The member of parliament for North Somerset, Liam Fox, has recently spoken out against plans recently announced in the March Budget by George Osborne to merge Bristol, North Somerset, South Gloucestershire, and Bathnes authorities into one West of England authority.
The proposed Devolution Agreement document sets out the plans to offer a combined West of England authority control over policies including planning, transport, skills and employment. The city region could get an elected mayor and an additional £30million a year, which could rise to £1billion over 30 years.
Dr Fox said “As part of the government’s devolution agenda, there has been a proposal to have a Metro-Mayor covering South Gloucestershire, Bristol, Bath and North Somerset. Let’s be clear. This is the re-creation of Avon by stealth and I fundamentally oppose the idea. If we want devolution, let us devolve down to existing democratic local government structures. We do not need another layer imposed on top of us—especially where our local authorities are working so well together.”

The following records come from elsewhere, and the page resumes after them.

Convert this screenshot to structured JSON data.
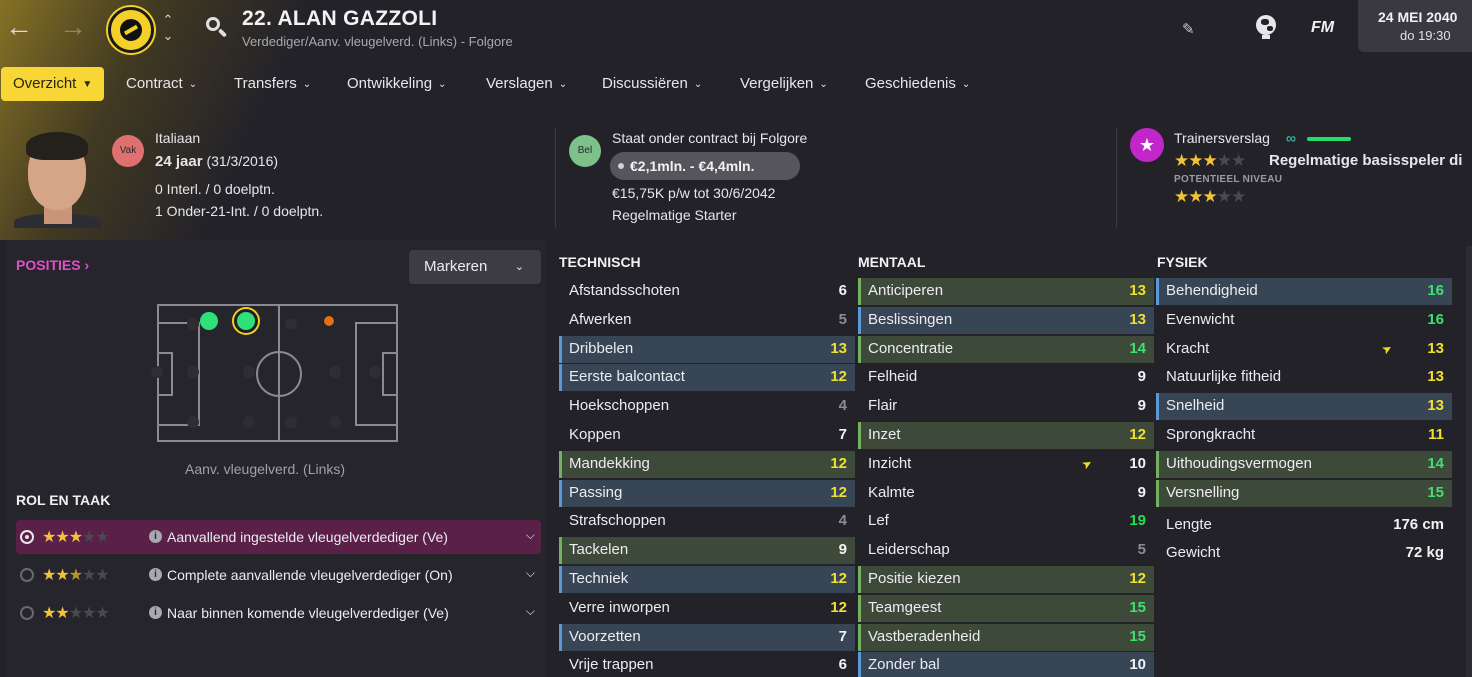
{
  "header": {
    "title": "22. ALAN GAZZOLI",
    "subtitle": "Verdediger/Aanv. vleugelverd. (Links) - Folgore",
    "fm_logo": "FM",
    "date": "24 MEI 2040",
    "time": "do 19:30",
    "icons": {
      "back": "arrow-left-icon",
      "forward": "arrow-right-icon",
      "updown": "chevron-up-down-icon",
      "search": "search-icon",
      "edit": "pencil-icon",
      "world": "globe-icon"
    }
  },
  "tabs": [
    {
      "label": "Overzicht",
      "active": true
    },
    {
      "label": "Contract"
    },
    {
      "label": "Transfers"
    },
    {
      "label": "Ontwikkeling"
    },
    {
      "label": "Verslagen"
    },
    {
      "label": "Discussiëren"
    },
    {
      "label": "Vergelijken"
    },
    {
      "label": "Geschiedenis"
    }
  ],
  "profile": {
    "badge": "Vak",
    "nationality": "Italiaan",
    "age": "24 jaar",
    "dob": "(31/3/2016)",
    "caps": "0 Interl. / 0 doelptn.",
    "u21_caps": "1 Onder-21-Int. / 0 doelptn."
  },
  "contract": {
    "badge": "Bel",
    "status": "Staat onder contract bij Folgore",
    "value": "€2,1mln. - €4,4mln.",
    "wage": "€15,75K p/w tot 30/6/2042",
    "role": "Regelmatige Starter"
  },
  "scout": {
    "label": "Trainersverslag",
    "current_stars": 3,
    "verdict": "Regelmatige basisspeler di",
    "potential_label": "POTENTIEEL NIVEAU",
    "potential_stars": 3
  },
  "positions": {
    "title": "POSITIES",
    "mark_button": "Markeren",
    "pitch_label": "Aanv. vleugelverd. (Links)"
  },
  "roles": {
    "title": "ROL EN TAAK",
    "items": [
      {
        "label": "Aanvallend ingestelde vleugelverdediger (Ve)",
        "stars": "3",
        "selected": true
      },
      {
        "label": "Complete aanvallende vleugelverdediger (On)",
        "stars": "2.5"
      },
      {
        "label": "Naar binnen komende vleugelverdediger (Ve)",
        "stars": "2"
      }
    ]
  },
  "attributes": {
    "technical": {
      "title": "TECHNISCH",
      "rows": [
        {
          "name": "Afstandsschoten",
          "value": "6"
        },
        {
          "name": "Afwerken",
          "value": "5"
        },
        {
          "name": "Dribbelen",
          "value": "13"
        },
        {
          "name": "Eerste balcontact",
          "value": "12"
        },
        {
          "name": "Hoekschoppen",
          "value": "4"
        },
        {
          "name": "Koppen",
          "value": "7"
        },
        {
          "name": "Mandekking",
          "value": "12"
        },
        {
          "name": "Passing",
          "value": "12"
        },
        {
          "name": "Strafschoppen",
          "value": "4"
        },
        {
          "name": "Tackelen",
          "value": "9"
        },
        {
          "name": "Techniek",
          "value": "12"
        },
        {
          "name": "Verre inworpen",
          "value": "12"
        },
        {
          "name": "Voorzetten",
          "value": "7"
        },
        {
          "name": "Vrije trappen",
          "value": "6"
        }
      ]
    },
    "mental": {
      "title": "MENTAAL",
      "rows": [
        {
          "name": "Anticiperen",
          "value": "13"
        },
        {
          "name": "Beslissingen",
          "value": "13"
        },
        {
          "name": "Concentratie",
          "value": "14"
        },
        {
          "name": "Felheid",
          "value": "9"
        },
        {
          "name": "Flair",
          "value": "9"
        },
        {
          "name": "Inzet",
          "value": "12"
        },
        {
          "name": "Inzicht",
          "value": "10"
        },
        {
          "name": "Kalmte",
          "value": "9"
        },
        {
          "name": "Lef",
          "value": "19"
        },
        {
          "name": "Leiderschap",
          "value": "5"
        },
        {
          "name": "Positie kiezen",
          "value": "12"
        },
        {
          "name": "Teamgeest",
          "value": "15"
        },
        {
          "name": "Vastberadenheid",
          "value": "15"
        },
        {
          "name": "Zonder bal",
          "value": "10"
        }
      ]
    },
    "physical": {
      "title": "FYSIEK",
      "rows": [
        {
          "name": "Behendigheid",
          "value": "16"
        },
        {
          "name": "Evenwicht",
          "value": "16"
        },
        {
          "name": "Kracht",
          "value": "13"
        },
        {
          "name": "Natuurlijke fitheid",
          "value": "13"
        },
        {
          "name": "Snelheid",
          "value": "13"
        },
        {
          "name": "Sprongkracht",
          "value": "11"
        },
        {
          "name": "Uithoudingsvermogen",
          "value": "14"
        },
        {
          "name": "Versnelling",
          "value": "15"
        }
      ],
      "height_label": "Lengte",
      "height": "176 cm",
      "weight_label": "Gewicht",
      "weight": "72 kg"
    }
  }
}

“The system of Metro-Mayors was designed to deal with failing urban authorities in the North of England. There is no need to impose it on the more rural authorities in the rest of the country.”
The devolution agreement will now go to all four West of England councils – North Somerset, Bristol, South Gloucestershire and Bath and North East Somerset – to decide whether to accept the deal.
Leader of North Somerset Council, Councillor Nigel Ashton, said:
“The West of England has worked hard to negotiate the best available deal. North Somerset’s councillors have previously voted to reject an arrangement which requires the appointment of a directly-elected mayor and they will now need to consider whether there is enough in the deal proposal to take a different view.”
The decision is likely to be made whether to support the plan at North Somerset’s council meeting in June 2016. If all four councils agree to the proposal the first election for the directly elected Mayor will be held in May 2017.